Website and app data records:
+ + + + +
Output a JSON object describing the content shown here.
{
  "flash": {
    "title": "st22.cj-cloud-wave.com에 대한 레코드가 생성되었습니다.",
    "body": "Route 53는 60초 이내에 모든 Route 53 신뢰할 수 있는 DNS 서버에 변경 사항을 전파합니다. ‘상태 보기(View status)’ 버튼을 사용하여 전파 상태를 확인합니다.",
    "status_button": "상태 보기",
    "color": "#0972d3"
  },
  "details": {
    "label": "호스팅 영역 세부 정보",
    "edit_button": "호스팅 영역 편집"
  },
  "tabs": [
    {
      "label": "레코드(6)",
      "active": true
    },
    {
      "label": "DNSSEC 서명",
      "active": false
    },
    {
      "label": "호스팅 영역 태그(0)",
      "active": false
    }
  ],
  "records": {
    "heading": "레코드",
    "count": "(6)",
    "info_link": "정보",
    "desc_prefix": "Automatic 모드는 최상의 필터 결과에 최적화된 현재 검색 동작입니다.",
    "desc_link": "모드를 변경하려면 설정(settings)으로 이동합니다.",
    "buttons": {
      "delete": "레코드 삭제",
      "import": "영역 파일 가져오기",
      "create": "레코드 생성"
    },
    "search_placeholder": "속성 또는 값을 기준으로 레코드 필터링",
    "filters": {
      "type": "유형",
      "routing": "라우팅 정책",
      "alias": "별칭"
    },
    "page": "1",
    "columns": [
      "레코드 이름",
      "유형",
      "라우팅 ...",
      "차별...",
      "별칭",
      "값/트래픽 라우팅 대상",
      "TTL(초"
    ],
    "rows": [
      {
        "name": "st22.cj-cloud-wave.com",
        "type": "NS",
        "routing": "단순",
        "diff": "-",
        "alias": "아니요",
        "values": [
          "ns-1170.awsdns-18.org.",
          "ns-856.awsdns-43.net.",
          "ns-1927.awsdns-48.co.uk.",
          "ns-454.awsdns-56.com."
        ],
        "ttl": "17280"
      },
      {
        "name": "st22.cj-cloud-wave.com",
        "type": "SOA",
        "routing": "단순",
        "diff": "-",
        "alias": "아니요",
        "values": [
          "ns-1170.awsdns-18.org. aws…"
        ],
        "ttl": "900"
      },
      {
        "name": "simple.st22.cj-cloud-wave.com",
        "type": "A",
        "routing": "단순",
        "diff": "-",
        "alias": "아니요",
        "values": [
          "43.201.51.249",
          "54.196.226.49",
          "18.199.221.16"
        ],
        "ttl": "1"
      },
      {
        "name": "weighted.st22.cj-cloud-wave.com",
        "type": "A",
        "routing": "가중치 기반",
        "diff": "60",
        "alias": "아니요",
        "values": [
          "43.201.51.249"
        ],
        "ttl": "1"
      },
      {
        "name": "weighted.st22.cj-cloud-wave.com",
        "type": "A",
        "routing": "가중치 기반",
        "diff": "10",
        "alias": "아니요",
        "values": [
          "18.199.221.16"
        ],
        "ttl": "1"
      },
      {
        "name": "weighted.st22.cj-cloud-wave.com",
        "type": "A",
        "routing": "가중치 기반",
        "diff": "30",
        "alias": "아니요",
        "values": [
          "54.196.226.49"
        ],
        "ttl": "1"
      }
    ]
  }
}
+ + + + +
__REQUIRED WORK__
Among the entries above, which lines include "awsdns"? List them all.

__ANSWER SPACE__
          "ns-1170.awsdns-18.org.",
          "ns-856.awsdns-43.net.",
          "ns-1927.awsdns-48.co.uk.",
          "ns-454.awsdns-56.com."
          "ns-1170.awsdns-18.org. aws…"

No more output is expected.